Coursework 2 An analysis of the interior reported above, placed its regional and historical context and significance. (2000 words, excluding figures, tables and appendices). 50%

Assessments may differ in 2020/21 due to adjustments for Covid-19. Please check Gateway for the latest regulations.

Key texts

Essential resources:

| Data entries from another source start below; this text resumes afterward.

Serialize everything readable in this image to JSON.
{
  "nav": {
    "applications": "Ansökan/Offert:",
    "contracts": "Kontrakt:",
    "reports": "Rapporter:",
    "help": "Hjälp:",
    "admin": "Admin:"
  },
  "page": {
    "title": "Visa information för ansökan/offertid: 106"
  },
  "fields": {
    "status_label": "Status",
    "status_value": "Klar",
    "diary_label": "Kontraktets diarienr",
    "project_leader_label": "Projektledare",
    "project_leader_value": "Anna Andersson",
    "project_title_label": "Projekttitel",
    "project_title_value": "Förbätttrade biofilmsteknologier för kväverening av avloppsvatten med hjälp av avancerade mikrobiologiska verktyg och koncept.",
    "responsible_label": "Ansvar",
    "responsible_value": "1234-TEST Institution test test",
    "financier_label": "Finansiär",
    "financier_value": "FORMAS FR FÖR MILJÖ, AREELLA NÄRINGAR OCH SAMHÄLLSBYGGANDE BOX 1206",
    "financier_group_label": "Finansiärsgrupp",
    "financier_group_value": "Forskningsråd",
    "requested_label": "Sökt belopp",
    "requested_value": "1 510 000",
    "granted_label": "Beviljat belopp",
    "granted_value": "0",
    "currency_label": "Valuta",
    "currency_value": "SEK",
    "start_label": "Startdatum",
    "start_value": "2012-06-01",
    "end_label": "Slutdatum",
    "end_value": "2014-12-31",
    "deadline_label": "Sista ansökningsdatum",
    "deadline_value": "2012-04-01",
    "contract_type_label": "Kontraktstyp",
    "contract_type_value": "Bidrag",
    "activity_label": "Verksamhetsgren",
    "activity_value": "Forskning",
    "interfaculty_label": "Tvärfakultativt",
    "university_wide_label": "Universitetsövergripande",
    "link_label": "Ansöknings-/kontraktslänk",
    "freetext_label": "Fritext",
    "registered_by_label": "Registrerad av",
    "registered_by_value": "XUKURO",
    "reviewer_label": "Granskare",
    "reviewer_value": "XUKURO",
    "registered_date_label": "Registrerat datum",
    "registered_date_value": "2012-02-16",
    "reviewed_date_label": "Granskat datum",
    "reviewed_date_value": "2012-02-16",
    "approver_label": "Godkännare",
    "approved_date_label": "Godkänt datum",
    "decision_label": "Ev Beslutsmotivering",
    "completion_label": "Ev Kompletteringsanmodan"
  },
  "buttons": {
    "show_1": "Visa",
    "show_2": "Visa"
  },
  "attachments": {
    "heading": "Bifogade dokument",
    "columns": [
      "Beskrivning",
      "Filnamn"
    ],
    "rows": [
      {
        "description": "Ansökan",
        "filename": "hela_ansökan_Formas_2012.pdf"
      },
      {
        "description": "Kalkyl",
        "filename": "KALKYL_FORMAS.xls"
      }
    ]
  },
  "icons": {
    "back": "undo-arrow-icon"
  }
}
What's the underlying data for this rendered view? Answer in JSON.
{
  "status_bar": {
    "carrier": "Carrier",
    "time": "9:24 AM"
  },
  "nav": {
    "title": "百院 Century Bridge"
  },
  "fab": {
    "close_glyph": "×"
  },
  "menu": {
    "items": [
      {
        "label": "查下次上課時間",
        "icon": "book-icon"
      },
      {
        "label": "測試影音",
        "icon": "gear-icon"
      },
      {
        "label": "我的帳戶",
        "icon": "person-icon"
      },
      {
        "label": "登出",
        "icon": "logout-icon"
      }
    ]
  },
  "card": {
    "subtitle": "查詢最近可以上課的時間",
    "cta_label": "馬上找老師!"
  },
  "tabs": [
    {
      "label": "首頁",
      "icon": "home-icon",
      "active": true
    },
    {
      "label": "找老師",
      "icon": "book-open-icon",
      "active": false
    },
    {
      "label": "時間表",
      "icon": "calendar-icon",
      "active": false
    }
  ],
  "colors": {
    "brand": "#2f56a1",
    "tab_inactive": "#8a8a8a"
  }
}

  • Hall, L. 2005  Period House Fixtures and Fittings 1300-1900. Countryside Books, 224 pages.
  • Forsyth, M. & White, L. (Editors) (2011) Interior Finishes and Fittings for Historic Building Conservation.   Oxford: Wiley-Blackwell.
  • Alcock, N. W. & Hall, L.: Fixtures and Fittings in dated houses 1567 – 1763, C.B.A., 1994
  • Ashurst, J: Mortars, Plasters & Renders in Conservation (Second Edition), Ecclesiastical Architects & Surveyors Association, 2002
  • Ayers, J: Domestic Interiors: The British Tradition 1500 – 1850, Yale, 2003
  • Bristow, I.: Architectural Colour in British Interiors, 1615 – 1840, Yale, 1996
  • BSI: BS 7913 (1998). Guide To the Principles Of The Conservation of Historic Buildings, BSI. 1998 (to be revised imminently)
  • Burkinshaw, R. and Parrett, M. (2004) Diagnosing Damp, RICS Business Services.
  • C.I.B.S.E. (2002)  Guide for Building Services for Historic Buildings: Sustainable Services for Traditional Buildings, C.I.B.S.E.,
  • Colston, B. and Watt, D (eds): Conservation of Historic Buildings and their Contents, Routledge, 2003
  • Davies, A. (& others): The Care and Conservation of Georgian Houses: A Maintenance Manual for Edinburgh New Town, Architectural Press, 1995 (4th Edition)
  • Klemisch, J.: Maintenance of Historic Buildings, Routledge ,2011
  • Hughes, H. (ed): Layers of Understanding: Setting Standards for Architectural Paint Research, Routledge 2001
  • SPAB/Faith in Maintenance: The Good Maintenance Guide, SPAB, 2008
  • Stalley, R.: Early Medieval Architecture, Oxford U.P., 1999
  • Stovel, H.: Risk Preparedness: A Management Manual For World Cultural Heritage, ICCROM, 1998
  • Tutton, M. & Hirst, E.(eds): Windows: History, Repair and Conservation, Routledge, 2007
  • (*) Vinas, S. M.: Contemporary Theory of Conservation, Elsevier Butterworth Heinemann, 2005